Documenting the American South Logo
oral histories of the American South
Excerpt from Oral History Interview with Stetson Kennedy, May 11, 1990. Interview A-0354. Southern Oral History Program Collection (#4007) See Entire Interview >>

Need for activism was evident in civil rights South

Kennedy denies that he experienced an epiphany that inspired him to become a human rights advocate. He says that the South's rottenness was so obvious that it was natural to work to fix it.

Citing this Excerpt

Oral History Interview with Stetson Kennedy, May 11, 1990. Interview A-0354. Southern Oral History Program Collection (#4007) in the Southern Oral History Program Collection, Southern Historical Collection, Wilson Library, University of North Carolina at Chapel Hill.

Full Text of the Excerpt

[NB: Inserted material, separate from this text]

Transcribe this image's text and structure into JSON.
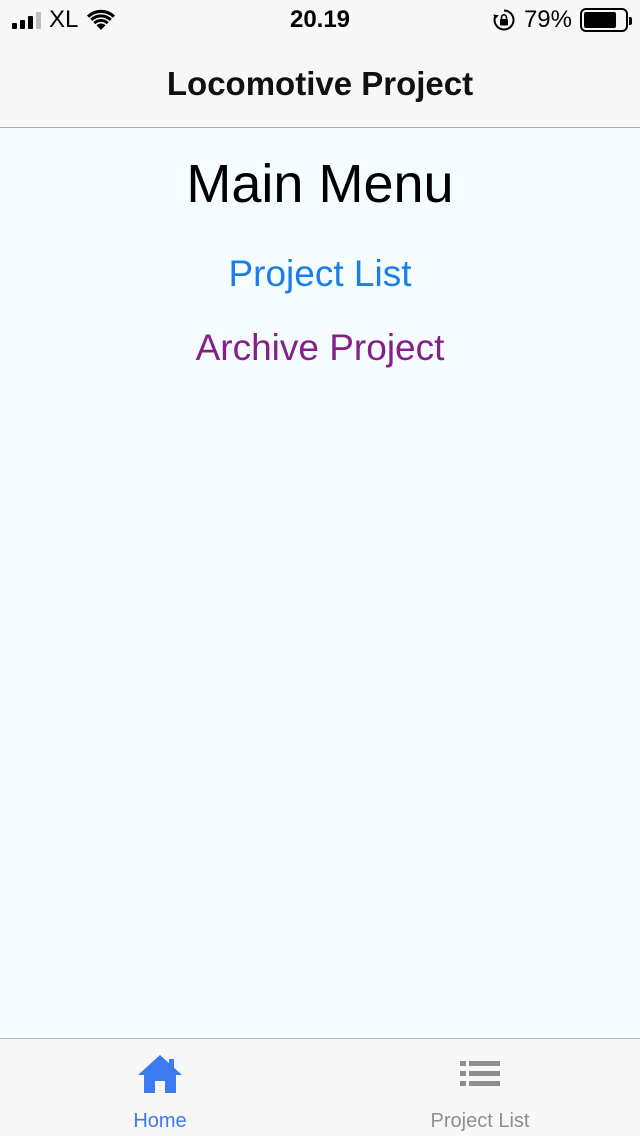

But it seems to be that there's an important story to tell in terms of some of the personalities who were sort of the force majeure [major force] in each case in the whole scene of, I call it, softening up the South for righteousness, the '30s and '40s, which, really, we were looking for chinks in the wall, and doing what we could to widen them, and raising standards, and clearing air, in the hope that someday it would be possible to hit the streets.
JOHN EGERTON:
But why, though?
STETSON KENNEDY:
Why?
JOHN EGERTON:
Yeah, why were you thinking in those terms when you were just a 30 year old man in a land full of people who didn't think that way?
STETSON KENNEDY:
Well, even in high school, my classmates were saying to each other, "What got into Stet?" you know. So it happened early, whatever it was.
JOHN EGERTON:
Do you think you know what it was?
STETSON KENNEDY:
I think so. You know, with people asking me constantly, in retrospect, I'm aware that journalists especially want some magic key incident that turns you around, you know, and made a saint out of a sinner, or whatever [Laughter.] .
JOHN EGERTON:
Paul on the road to Damascus.
STETSON KENNEDY:
Although there were plenty of incidents, all of my senses, all of the time, were telling me that things were rotten in the South, throughout the South, in the world for that matter. Not only in terms of race and apartheid, but all manner of injustice. I was equally concerned with all manner, and race was just one of the most gross injustices we had going. So that my answer, don't ask me what was wrong with me, what was wrong with the rest of the state and South and nation and world that was engaged in that sort of oppression of one people over another.